The MFDP narrated that the government spends about US$200M annually to import rice into the country, a situation that baffled the chiefs and elders who wanted to know the exact role of the Ministry of Agriculture (MoA), given the huge budgetary allotment spent annually.
During the question and answer period following the presentation, many chiefs frowned at the MoA for not doing enough to fight hunger. They therefore want the “Pro Poor” government under President George M. Weah to ensure the MoA carries on its function effectively.
“We the chiefs, we live by farming and we only need some empowerment from government and good roads,” said Chief Joseph Tarlu of Grand Gedeh.
“Under Tolbert, Doe, Liberia was not importing as it is today, because people were totally involved in farming, but now nobody wants to work,” he said.
Some of the chiefs recommended that the budget for purchasing expensive vehicles should be slashed to improve the agriculture sector.
Chief Kawor, responding to the chief’s questions and suggestions, told the chiefs to empower themselves, adding, “I have a farm where I also raise cattle and livestock.”
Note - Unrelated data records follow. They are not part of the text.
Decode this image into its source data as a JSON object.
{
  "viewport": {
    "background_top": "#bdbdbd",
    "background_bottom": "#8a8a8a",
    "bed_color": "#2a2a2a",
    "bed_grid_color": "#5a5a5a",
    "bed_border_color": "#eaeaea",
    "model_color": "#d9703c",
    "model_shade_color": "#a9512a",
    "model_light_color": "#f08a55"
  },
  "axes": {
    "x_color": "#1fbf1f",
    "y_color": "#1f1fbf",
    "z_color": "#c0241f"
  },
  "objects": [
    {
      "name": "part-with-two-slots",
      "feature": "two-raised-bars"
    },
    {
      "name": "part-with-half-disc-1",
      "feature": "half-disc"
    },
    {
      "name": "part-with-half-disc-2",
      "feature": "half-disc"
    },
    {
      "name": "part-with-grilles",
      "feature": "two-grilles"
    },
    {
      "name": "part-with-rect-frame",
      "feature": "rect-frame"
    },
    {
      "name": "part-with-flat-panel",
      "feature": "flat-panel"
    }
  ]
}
He said since the “Pro Poor Agenda” is mainly for the poor and needed the chiefs and elders’ import, they will work with the government to achieve development plans.
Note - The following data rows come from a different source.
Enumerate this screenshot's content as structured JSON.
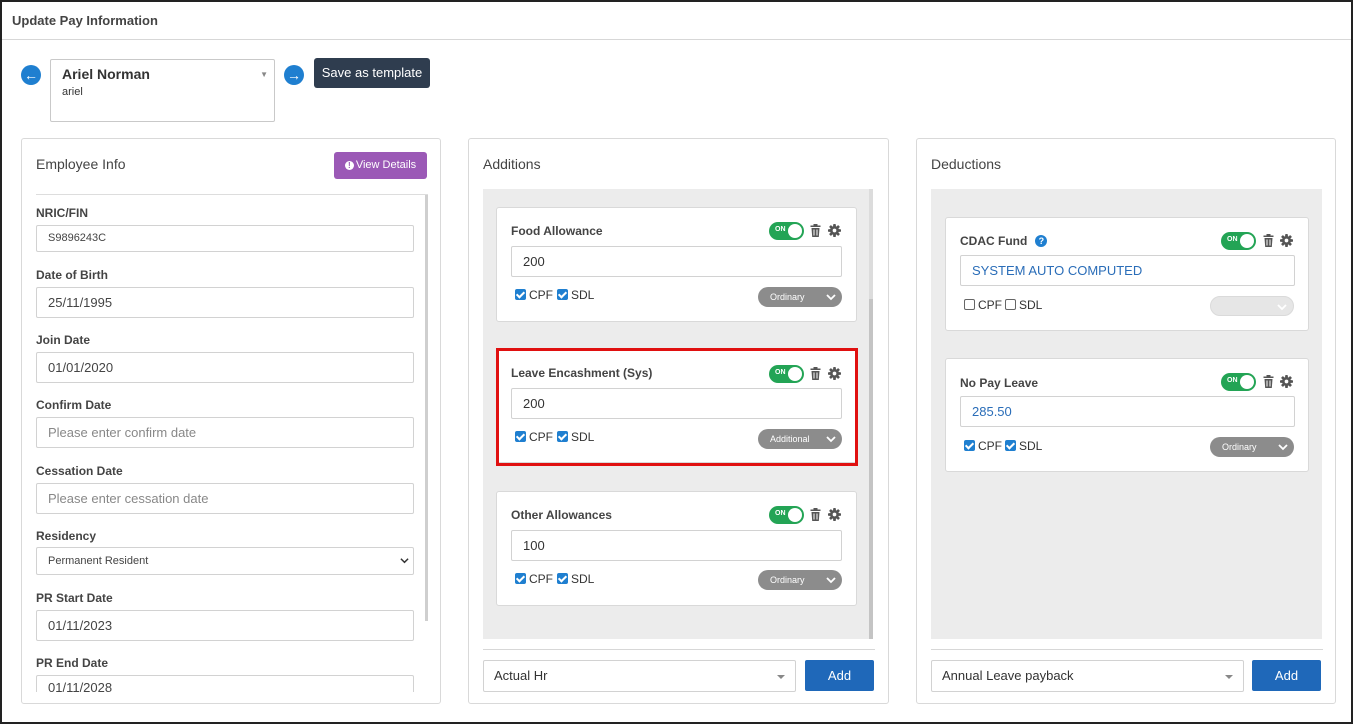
{
  "window": {
    "title": "Update Pay Information"
  },
  "toolbar": {
    "prev_icon": "arrow-left-circle",
    "next_icon": "arrow-right-circle",
    "employee_name": "Ariel Norman",
    "employee_username": "ariel",
    "save_template_label": "Save as template"
  },
  "employee_info": {
    "title": "Employee Info",
    "view_details_label": "View Details",
    "fields": {
      "nric": {
        "label": "NRIC/FIN",
        "value": "S9896243C"
      },
      "dob": {
        "label": "Date of Birth",
        "value": "25/11/1995"
      },
      "join": {
        "label": "Join Date",
        "value": "01/01/2020"
      },
      "confirm": {
        "label": "Confirm Date",
        "placeholder": "Please enter confirm date"
      },
      "cessation": {
        "label": "Cessation Date",
        "placeholder": "Please enter cessation date"
      },
      "residency": {
        "label": "Residency",
        "value": "Permanent Resident"
      },
      "pr_start": {
        "label": "PR Start Date",
        "value": "01/11/2023"
      },
      "pr_end": {
        "label": "PR End Date",
        "value": "01/11/2028"
      }
    }
  },
  "additions": {
    "title": "Additions",
    "items": [
      {
        "name": "Food Allowance",
        "amount": "200",
        "toggle": "ON",
        "cpf_label": "CPF",
        "cpf": true,
        "sdl_label": "SDL",
        "sdl": true,
        "type": "Ordinary"
      },
      {
        "name": "Leave Encashment (Sys)",
        "amount": "200",
        "toggle": "ON",
        "cpf_label": "CPF",
        "cpf": true,
        "sdl_label": "SDL",
        "sdl": true,
        "type": "Additional"
      },
      {
        "name": "Other Allowances",
        "amount": "100",
        "toggle": "ON",
        "cpf_label": "CPF",
        "cpf": true,
        "sdl_label": "SDL",
        "sdl": true,
        "type": "Ordinary"
      }
    ],
    "footer_select": "Actual Hr",
    "add_label": "Add"
  },
  "deductions": {
    "title": "Deductions",
    "items": [
      {
        "name": "CDAC Fund",
        "amount": "SYSTEM AUTO COMPUTED",
        "toggle": "ON",
        "cpf_label": "CPF",
        "cpf": false,
        "sdl_label": "SDL",
        "sdl": false,
        "type": ""
      },
      {
        "name": "No Pay Leave",
        "amount": "285.50",
        "toggle": "ON",
        "cpf_label": "CPF",
        "cpf": true,
        "sdl_label": "SDL",
        "sdl": true,
        "type": "Ordinary"
      }
    ],
    "footer_select": "Annual Leave payback",
    "add_label": "Add"
  },
  "colors": {
    "toggle_on": "#23a455",
    "primary": "#1f68b9",
    "dark_button": "#2f3d4f",
    "view_details": "#9b59b6",
    "highlight": "#e01010"
  }
}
Day one of the conference was very interactive, where chiefs and elders pointed out some weaknesses in the past government and urged the “Pro Poor” government under President Weah to take serious note.
The chiefs want hut tax to be reintroduced, to enable the government meet its development objectives and avoid borrowing money from all over the world.
Chief Wesseh of Sinoe County urged the new government to review the concession agreement of many companies and make sure they produce finished products in Liberia.
He said Firestone is getting all the rubber from Liberia, yet we are still buying plastic plates and slippers from other countries. Now Golden Veroleum is cultivating huge tracts of land in the southeast with palm, with the intent to take palm oil to another country, produce soap and sell it to the Liberian market.
The conference is sponsored by the Carter Center. Its head, Mr. Pewee S. Flomoku, said the Center is working in four different areas in Liberia, including access to justice, mental health and democracy programs.
“We’re doing all of these because the Center has agreed to work with the Liberian government and this is one of the ways we support the government,” he said.
The occasion was attended by scores of government officials, including Deputy Internal Affairs Minister Emmett Reeves, Rev. William R. Tolbert, II, Supt. Dorr Cooper, among others.